A serious road incident blocks the motorway, now what? Flanders developed a system of calamities routes, the so-called emergency routes, to ensure that drivers still reach their destination despite the severe traffic disruption. Those emergency routes must be well signposted to let traffic circulate smoothly. This study focuses on the calamity routes on the Cloverleaf in Lummen. When a motorway gets blocked, the traffic will be diverted via four alternative routes. Since the junction was redesigned recently, Roads and Traffic Limburg (Wegen en Verkeer Limburg) wants to test whether the routes are still clearly marked. Roads and Traffic Limburg appealed to IMOB for advice.
Phased message strategy
IMOB evaluated the effectiveness of a phased message strategy, that gives drivers information piece by piece.
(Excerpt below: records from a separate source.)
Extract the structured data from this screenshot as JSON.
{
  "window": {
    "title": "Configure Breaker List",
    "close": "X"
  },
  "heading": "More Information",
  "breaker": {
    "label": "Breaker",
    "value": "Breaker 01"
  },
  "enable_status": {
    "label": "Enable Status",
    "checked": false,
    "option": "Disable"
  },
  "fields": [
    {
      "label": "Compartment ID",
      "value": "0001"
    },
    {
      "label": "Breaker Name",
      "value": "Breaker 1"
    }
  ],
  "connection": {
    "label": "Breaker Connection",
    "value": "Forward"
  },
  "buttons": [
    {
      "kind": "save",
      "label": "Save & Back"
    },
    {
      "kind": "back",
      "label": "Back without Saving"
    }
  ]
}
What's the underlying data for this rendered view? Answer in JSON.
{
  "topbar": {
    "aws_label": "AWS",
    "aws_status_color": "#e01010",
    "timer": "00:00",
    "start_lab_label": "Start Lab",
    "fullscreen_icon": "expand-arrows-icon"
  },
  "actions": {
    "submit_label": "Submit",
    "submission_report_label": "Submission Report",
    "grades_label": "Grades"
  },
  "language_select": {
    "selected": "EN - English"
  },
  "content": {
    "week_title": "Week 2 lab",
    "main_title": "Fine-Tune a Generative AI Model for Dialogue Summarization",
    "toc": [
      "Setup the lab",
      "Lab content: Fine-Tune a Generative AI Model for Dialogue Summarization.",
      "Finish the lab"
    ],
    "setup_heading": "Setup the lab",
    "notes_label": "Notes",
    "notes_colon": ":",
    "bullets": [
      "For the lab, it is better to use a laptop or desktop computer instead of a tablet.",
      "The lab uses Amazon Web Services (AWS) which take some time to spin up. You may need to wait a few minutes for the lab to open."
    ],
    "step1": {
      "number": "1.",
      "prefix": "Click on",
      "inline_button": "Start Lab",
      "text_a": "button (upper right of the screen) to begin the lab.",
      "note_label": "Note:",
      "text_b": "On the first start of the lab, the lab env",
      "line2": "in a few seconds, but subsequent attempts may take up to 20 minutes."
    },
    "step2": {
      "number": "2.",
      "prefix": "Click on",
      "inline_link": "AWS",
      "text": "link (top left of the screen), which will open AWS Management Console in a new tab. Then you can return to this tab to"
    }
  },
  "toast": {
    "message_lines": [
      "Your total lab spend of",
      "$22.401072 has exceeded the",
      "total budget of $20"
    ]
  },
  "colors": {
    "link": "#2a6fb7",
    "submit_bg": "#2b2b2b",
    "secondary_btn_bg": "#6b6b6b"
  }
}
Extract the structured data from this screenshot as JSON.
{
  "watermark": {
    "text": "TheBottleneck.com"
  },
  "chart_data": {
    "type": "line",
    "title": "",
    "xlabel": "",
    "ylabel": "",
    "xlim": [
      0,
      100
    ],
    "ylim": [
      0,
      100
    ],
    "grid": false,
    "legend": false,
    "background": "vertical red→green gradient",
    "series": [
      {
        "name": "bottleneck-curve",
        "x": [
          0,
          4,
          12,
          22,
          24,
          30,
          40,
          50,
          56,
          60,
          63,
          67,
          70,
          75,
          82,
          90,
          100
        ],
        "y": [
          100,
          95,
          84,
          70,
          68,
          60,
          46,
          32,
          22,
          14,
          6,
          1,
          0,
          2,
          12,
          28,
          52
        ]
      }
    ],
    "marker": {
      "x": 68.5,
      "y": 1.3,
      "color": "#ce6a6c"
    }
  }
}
First, dynamic signs inform them about what has happened and about which exit they need to take to reach to their destination (e.g. accident E313 direction Antwerp + Liège, take Exit 27). When arriving at the exit, the drivers get informed about the letter from the alphabet they have to follow (e.g. for Antwerp – follow route F). The direction is indicated at the end of the exit, where the drivers turn onto a national road (e.g. Route F – to the left).
By carrying out a driving simulator study, we identify bottlenecks in the five existing scenarios. The test subjects drove on the motorway E314 coming from Genk/Aken or Brussel/ Leuven. Researchers gave them the instruction to follow a particular direction (e.g. You are on your way to Leuven). Researchers checked whether the drivers followed the right letter code. The images that are projected on the screens in front of the driving simulator, were recorded in advance. We linked the results with the looking behaviour of the test subjects. This study has shown that a phased message strategy seems to work, but IMOB formulated several recommendations to optimize those routes.